"Gender bending chemical in food tins may cut male fertility," according to the Daily Mail. The article is based on research examining levels of bisphenol A (BPA), a chemical found in commercial plastic packaging (including many food and drink products) in the urine of 190 men recruited from an infertility clinic.
The study found BPA was present in 89% of samples and that there was a trend for higher BPA levels to be associated with poor sperm quality, as well as damage to sperm DNA.
This small cross-sectional study has several limitations. The results were not statistically significant, the study design cannot show cause and effect and there was no comparison group of men who were not attending an infertility clinic.
As such, the newspapers have exaggerated the significance of this research, which does not provide evidence that BPA causes sperm damage or poor sperm quality in humans. As the researchers say, this observed association needs further research using larger and varied population samples, and taking multiple urine and semen samples. As BPA is so widespread in the environment and as lab studies have shown the chemical can affect animals, it makes sense to carry out this research.
A risk assessment of BPA was published by the European Food Safety Authority (EFSA) in 2007. It found that intakes of BPA through food and drink were well below the Tolerable Daily Intake (TDI), which is the estimate of the amount of a substance that can be ingested daily over a lifetime without appreciable risk. The EFSA is publishing a new report on BPA in September that takes into account the latest scientific evidence. It has indicated it will maintain the current TDI but says it has identified “areas of uncertainty which merit further consideration”.
The study was carried out by researchers from the University of Michigan, Harvard School of Public Health, Massachusetts General Hospital and the Centres for Disease Control and Prevention, in the US. It was funded by the National Institutes of Health.
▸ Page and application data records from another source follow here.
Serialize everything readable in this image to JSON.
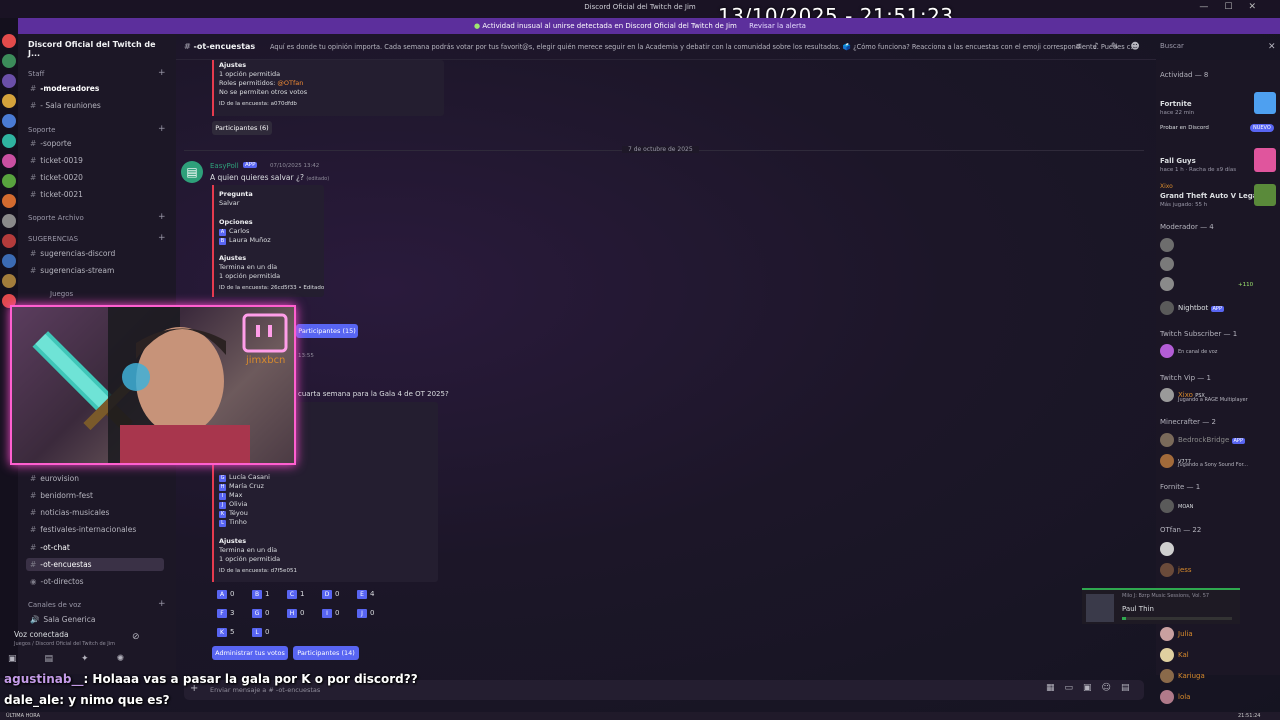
{
  "window": {
    "title": "Discord Oficial del Twitch de Jim",
    "controls": [
      "—",
      "☐",
      "✕"
    ]
  },
  "overlay_timestamp": "13/10/2025 - 21:51:23",
  "banner": {
    "text": "Actividad inusual al unirse detectada en Discord Oficial del Twitch de Jim",
    "action": "Revisar la alerta"
  },
  "server": {
    "name": "Discord Oficial del Twitch de J..."
  },
  "sidebar": {
    "categories": {
      "staff": "Staff",
      "soporte": "Soporte",
      "soporte_archivo": "Soporte Archivo",
      "sugerencias": "SUGERENCIAS",
      "juegos": "Juegos",
      "canales_voz": "Canales de voz"
    },
    "channels": {
      "moderadores": "-moderadores",
      "sala_reuniones": "- Sala reuniones",
      "soporte": "-soporte",
      "ticket_0019": "ticket-0019",
      "ticket_0020": "ticket-0020",
      "ticket_0021": "ticket-0021",
      "sug_discord": "sugerencias-discord",
      "sug_stream": "sugerencias-stream",
      "eurovision": "eurovision",
      "benidorm": "benidorm-fest",
      "noticias": "noticias-musicales",
      "festivales": "festivales-internacionales",
      "ot_chat": "-ot-chat",
      "ot_encuestas": "-ot-encuestas",
      "ot_directos": "-ot-directos",
      "sala_generica": "Sala Generica"
    },
    "voice": {
      "status": "Voz conectada",
      "location": "Juegos / Discord Oficial del Twitch de Jim"
    }
  },
  "header": {
    "channel": "-ot-encuestas",
    "topic": "Aquí es donde tu opinión importa. Cada semana podrás votar por tus favorit@s, elegir quién merece seguir en la Academia y debatir con la comunidad sobre los resultados. 🗳️ ¿Cómo funciona? Reacciona a las encuestas con el emoji correspondiente. Puedes c...",
    "search_placeholder": "Buscar"
  },
  "messages": {
    "poll1": {
      "ajustes_label": "Ajustes",
      "ajuste1": "1 opción permitida",
      "ajuste2": "Roles permitidos:",
      "role": "@OTfan",
      "ajuste3": "No se permiten otros votos",
      "poll_id": "ID de la encuesta: a070dfdb",
      "participants": "Participantes (6)"
    },
    "date_divider": "7 de octubre de 2025",
    "poll2": {
      "author": "EasyPoll",
      "app_badge": "APP",
      "timestamp": "07/10/2025 13:42",
      "question": "A quien quieres salvar ¿?",
      "edited": "(editado)",
      "pregunta_label": "Pregunta",
      "pregunta_value": "Salvar",
      "opciones_label": "Opciones",
      "options": [
        {
          "letter": "A",
          "name": "Carlos"
        },
        {
          "letter": "B",
          "name": "Laura Muñoz"
        }
      ],
      "ajustes_label": "Ajustes",
      "ajuste1": "Termina en un día",
      "ajuste2": "1 opción permitida",
      "poll_id": "ID de la encuesta: 26cd5f33 • Editado",
      "participants": "Participantes (15)"
    },
    "poll3": {
      "timestamp_frag": "13:55",
      "question_frag": "cuarta semana para la Gala 4 de OT 2025?",
      "options": [
        {
          "letter": "G",
          "name": "Lucía Casani"
        },
        {
          "letter": "H",
          "name": "María Cruz"
        },
        {
          "letter": "I",
          "name": "Max"
        },
        {
          "letter": "J",
          "name": "Olivia"
        },
        {
          "letter": "K",
          "name": "Téyou"
        },
        {
          "letter": "L",
          "name": "Tinho"
        }
      ],
      "ajustes_label": "Ajustes",
      "ajuste1": "Termina en un día",
      "ajuste2": "1 opción permitida",
      "poll_id": "ID de la encuesta: d7f5e051",
      "votes": [
        {
          "letter": "A",
          "count": "0"
        },
        {
          "letter": "B",
          "count": "1"
        },
        {
          "letter": "C",
          "count": "1"
        },
        {
          "letter": "D",
          "count": "0"
        },
        {
          "letter": "E",
          "count": "4"
        },
        {
          "letter": "F",
          "count": "3"
        },
        {
          "letter": "G",
          "count": "0"
        },
        {
          "letter": "H",
          "count": "0"
        },
        {
          "letter": "I",
          "count": "0"
        },
        {
          "letter": "J",
          "count": "0"
        },
        {
          "letter": "K",
          "count": "5"
        },
        {
          "letter": "L",
          "count": "0"
        }
      ],
      "manage_button": "Administrar tus votos",
      "participants": "Participantes (14)"
    }
  },
  "composer": {
    "placeholder": "Enviar mensaje a # -ot-encuestas"
  },
  "webcam": {
    "brand": "jimxbcn"
  },
  "right_panel": {
    "activity_header": "Actividad — 8",
    "activities": [
      {
        "game": "Fortnite",
        "detail": "hace 22 min"
      },
      {
        "game": "Fall Guys",
        "detail": "hace 1 h · Racha de x9 días"
      },
      {
        "game": "Grand Theft Auto V Legacy",
        "detail": "Más jugado: 55 h"
      }
    ],
    "probar": "Probar en Discord",
    "nuevo": "NUEVO",
    "xixo_name": "Xixo",
    "groups": {
      "moderador": "Moderador — 4",
      "twitch_sub": "Twitch Subscriber — 1",
      "twitch_vip": "Twitch Vip — 1",
      "minecrafter": "Minecrafter — 2",
      "fornite": "Fornite — 1",
      "otfan": "OTfan — 22"
    },
    "members": {
      "nightbot": "Nightbot",
      "app": "APP",
      "sub_status": "En canal de voz",
      "xixo": "Xixo",
      "xixo_badge": "PSX",
      "xixo_status": "Jugando a RAGE Multiplayer",
      "bedrock": "BedrockBridge",
      "m_status": "Jugando a Sony Sound For...",
      "m_badge": "V777",
      "moan": "MOAN",
      "plus110": "+110",
      "jess": "jess",
      "julia": "Julia",
      "kal": "Kal",
      "kariuga": "Kariuga",
      "lola": "lola"
    }
  },
  "music": {
    "album": "Milo J: Bzrp Music Sessions, Vol. 57",
    "artist": "Paul Thin"
  },
  "chat_overlay": [
    {
      "user": "agustinab__",
      "msg": ": Holaaa vas a pasar la gala por K o por discord??"
    },
    {
      "user": "dale_ale",
      "msg": ": y nimo que es?"
    }
  ],
  "taskbar": {
    "left_label": "ÚLTIMA HORA",
    "time": "21:51:24"
  },
  "colors": {
    "accent": "#5865f2",
    "poll_bar": "#e53b4e",
    "banner": "#5c2f9c",
    "webcam_border": "#ff5fd0",
    "role": "#f08a34"
  }
}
The study was published in the peer-reviewed journal: Reproductive Toxicology.
The news reports have implied a more definite link between BPA and sperm quality than this preliminary study actually suggests, with the Mail claiming that BPA “can cause infertility in men”, which this cross-sectional analysis cannot prove.
However, both the Mail and the Metro quoted opinions from independent experts, including the Food Standards Agency, saying that exposure to the chemical is “well below levels considered harmful”.
This cross-sectional study examined levels of bisphenol A (BPA) in men’s urine and the quality of their semen and sperm. BPA is a chemical used in the manufacture of plastic packaging, including many food and drink products. Its use over many years in such a wide variety of products has resulted in most of the population being exposed to the chemical.
Laboratory studies have shown that BPA can affect hormones in animals while other studies have found it to impair sperm development in rats. This is the first research to look at its possible effects in adult human males.
This type of study cannot prove that BPA causes male infertility. As the urine and semen samples were taken at roughly the same time, it is not possible to say that BPA exposure, as shown in the men’s urine, had an effect on sperm quality.
Between 2000 and 2004, the researchers recruited 190 men between the ages of 18 and 55 into an ongoing study of environmental agents and reproductive health. All the men were recruited at fertility clinics where they had been seeking treatment with their partner. The men gave urine samples and sperm samples on the same day as their clinic visit. As a single urinary measure is likely to reflect only very recent exposure to BPA, some men also gave second and third samples between a week and two months after the first sample.
Levels of BPA in the urine were analysed in the laboratory and semen samples were analysed for sperm concentration, movement, sperm shape, size and total sperm count. Any DNA damage to sperm was assessed.
The researchers used standard statistical methods to assess the relationship between levels of BPA in the urine, sperm quality and DNA damage. They adjusted their results for other factors that can affect sperm quality such as age, body mass index, current smoking status and the time of the urine sample.
The researchers detected BPA in 89% of the urine samples. Higher BPA levels in urine were associated with a slightly higher (but not statistically significant) chance of a man having below average sperm quality.
Compared with men who had the lowest levels of BPA (bottom 25%), men with the highest levels (top 25%) had, on average:
The researchers pointed out that the participants’ average BPA levels were lower than average levels in adult men in the US general population.
The researchers say high levels of BPA in urine may be associated with a decline in semen quality and sperm damage. They point out that their findings are consistent with previous animal studies suggesting adverse effects on sperm production. However, they stress that further studies are needed to confirm this link.
This small cross-sectional study has several limitations, the main ones being that the results were not statistically significant, the study design cannot show cause and effect and there was no comparison group of men who were not attending an infertility clinic.
As such, the newspapers have overblown the significance of this research, which does not provide evidence that BPA causes sperm damage or poor sperm quality. As the researchers themselves say, this observed association needs further research. As BPA is so widespread in the environment and as lab studies have shown the chemical can affect animals, it would seem prudent to carry out this research.
Important points to consider:
Overall, it is not possible to know for certain what caused some men in this sample to have poorer sperm quality and DNA damage than others.